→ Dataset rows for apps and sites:
+ + +

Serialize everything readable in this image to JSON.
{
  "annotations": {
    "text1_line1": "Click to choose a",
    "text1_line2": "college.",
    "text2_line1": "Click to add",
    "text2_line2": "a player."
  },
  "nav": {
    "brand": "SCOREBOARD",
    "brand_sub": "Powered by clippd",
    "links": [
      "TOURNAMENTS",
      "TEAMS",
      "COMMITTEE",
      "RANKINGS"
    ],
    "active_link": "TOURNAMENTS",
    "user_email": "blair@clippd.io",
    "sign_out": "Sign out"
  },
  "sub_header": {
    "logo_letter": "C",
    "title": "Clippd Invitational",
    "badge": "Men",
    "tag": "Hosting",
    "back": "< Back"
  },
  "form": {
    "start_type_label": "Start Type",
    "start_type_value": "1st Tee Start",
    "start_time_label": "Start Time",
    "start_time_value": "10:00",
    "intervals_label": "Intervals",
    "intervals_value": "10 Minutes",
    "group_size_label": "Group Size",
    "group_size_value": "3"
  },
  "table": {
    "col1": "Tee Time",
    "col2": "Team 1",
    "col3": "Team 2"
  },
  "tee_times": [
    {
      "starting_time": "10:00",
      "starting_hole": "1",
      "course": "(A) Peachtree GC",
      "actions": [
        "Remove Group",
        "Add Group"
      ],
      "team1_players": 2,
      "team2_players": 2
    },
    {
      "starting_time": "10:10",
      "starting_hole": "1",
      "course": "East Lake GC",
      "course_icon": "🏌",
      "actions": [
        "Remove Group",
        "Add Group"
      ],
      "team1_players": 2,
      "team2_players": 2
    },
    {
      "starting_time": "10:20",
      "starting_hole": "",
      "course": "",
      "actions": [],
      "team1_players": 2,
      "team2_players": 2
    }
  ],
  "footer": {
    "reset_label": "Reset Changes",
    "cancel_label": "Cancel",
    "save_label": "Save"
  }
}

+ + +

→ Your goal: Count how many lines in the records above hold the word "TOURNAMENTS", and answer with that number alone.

→ Your response: 2